The fact that the footwear known as “Crocs” is described as a foam clog perhaps says it all. It’s the shoe that people seem to love to hate or hate to love. The design makes sense once you know that Crocs clogs were developed as a boating shoe. The closed top avoids stubbed toes and the holes are for easy drainage of water. Plus, the foam resin from which they are made, is waterproof and easy to clean. However, back in 2002 when they were first launched, the general consensus was that they were pretty ugly.
While the growth of the company might have seemed like a slow burn, in 2016, British fashion designer, Christopher Kane, had his models at the London Fashion Week runway show, wear Crocs. Other fashion designers wanted to get in on the Crocs action and collaborations began. The ugly duckling might still seem ugly to many but it was emerging into the world as a swan.
In the world of intellectual property, it is often said that with fame comes counterfeits. Of course, to protect rights, you need to have them first. In 2003, Crocs, Inc filed its first application in the US for registration of CROCS for lightweight slip-resistant footwear. Other word marks followed for names such as MAD CROC, BEACH and CROCS CHAMELEON. Then, in 2016, Crocs, Inc obtained its first registration for the shape of its original clog. By now, knowing that the clog was more than a boating shoe, the trade mark specification included ballet slippers, bedroom slippers and sandals.
As the clogs grew in popularity, the trade mark portfolio built up by Crocs allowed it to go on the offensive against alleged counterfeiters. In June 2021, Crocs, Inc filed a complaint with the US International Trade Commission (ITC) requesting an investigation into the importation of “certain casual footwear and packaging thereof” which Crocs, Inc claimed infringed one or more of its registered trade marks. Crocs, Inc wanted the footwear imported by these companies stopped. The 23 companies the subject of the complaint included Skechers USA, Inc, Hobby Lobby Stores, Inc and Loeffler Randall Inc.

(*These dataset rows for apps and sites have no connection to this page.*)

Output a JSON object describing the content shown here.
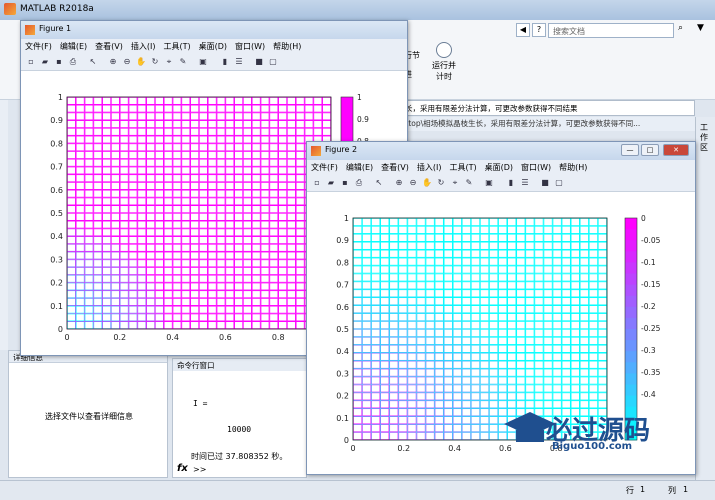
{
  "app": {
    "title": "MATLAB R2018a",
    "search_placeholder": "搜索文档"
  },
  "ribbon": {
    "btn1": "行节",
    "btn1b": "进",
    "btn2": "运行并",
    "btn2b": "计时"
  },
  "address": {
    "line1": "长，采用有限差分法计算，可更改参数获得不同结果",
    "line2": "ktop\\相场模拟晶枝生长，采用有限差分法计算，可更改参数获得不同..."
  },
  "workspace_tab": "工作区",
  "detail": {
    "header": "详细信息",
    "message": "选择文件以查看详细信息"
  },
  "cmd": {
    "header": "命令行窗口",
    "var_name": "I =",
    "var_value": "10000",
    "elapsed": "时间已过 37.808352 秒。",
    "prompt": ">>",
    "fx": "fx"
  },
  "status": {
    "row_label": "行",
    "row": "1",
    "col_label": "列",
    "col": "1"
  },
  "menu": [
    "文件(F)",
    "编辑(E)",
    "查看(V)",
    "插入(I)",
    "工具(T)",
    "桌面(D)",
    "窗口(W)",
    "帮助(H)"
  ],
  "figure1": {
    "title": "Figure 1",
    "xticks": [
      "0",
      "0.2",
      "0.4",
      "0.6",
      "0.8"
    ],
    "yticks": [
      "0",
      "0.1",
      "0.2",
      "0.3",
      "0.4",
      "0.5",
      "0.6",
      "0.7",
      "0.8",
      "0.9",
      "1"
    ],
    "cbar_ticks": [
      "1",
      "0.9",
      "0.8"
    ]
  },
  "figure2": {
    "title": "Figure 2",
    "xticks": [
      "0",
      "0.2",
      "0.4",
      "0.6",
      "0.8"
    ],
    "yticks": [
      "0",
      "0.1",
      "0.2",
      "0.3",
      "0.4",
      "0.5",
      "0.6",
      "0.7",
      "0.8",
      "0.9",
      "1"
    ],
    "cbar_ticks": [
      "0",
      "-0.05",
      "-0.1",
      "-0.15",
      "-0.2",
      "-0.25",
      "-0.3",
      "-0.35",
      "-0.4"
    ]
  },
  "watermark": {
    "text": "必过源码",
    "url": "Biguo100.com"
  },
  "colors": {
    "magenta": "#ff00ff",
    "cyan": "#00ffff",
    "accent": "#1f4f8f"
  }
}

In July 2021, Crocs, Inc started proceedings in the US against over 20 companies including many of the companies in the ITC complaint and adding on the US department store chain, Walmart. Some of the companies named in these proceedings, like Skechers USA, Inc, reached a settlement with Crocs, Inc which also resulted in the ITC investigation against them being terminated.
Just recently, Crocs, Inc commenced a proceeding against Daiso Industries Co. Ltd, the Japanese company known all around the world for its 100-yen (about USD0.74 or AUD1.07) shops. Crocs, Inc has taken aim at Daiso’s Causal Sandals for Men and Line Casual Clog, as being unauthorised copies of Crocs, Inc’s clog silhouette.
Closer to home, on 25 August 2021, Crocs, Inc and Crocs Australia Pty Ltd, commenced a proceeding against Mosaic Brands Limited. Mosaic Brands, formerly known as Noni B Limited, is a large Australian fashion clothing retailer in Australia. Brands under its umbrella include Rivers, Noni B, Katies and W. Lane. The applicants’ claims are against Rivers for trade mark infringement and misleading and deceptive conduct. In Australia, Crocs, Inc has a number of registered trade marks including for the shape of its clog. Rivers is still selling its Rivers Clog (right), although with winter in full swing, they seem to be part of the sale range. The proceeding is back before the Federal Court on 11 August 2022 for a case management hearing and we look forward to the next instalment of the Crocs story.
Love them or hate them, there’s no denying their popularity and it looks like Crocs are here to stay. Maybe, just maybe, it’s time we bought a pair? Hmm…we’ll have to think about that.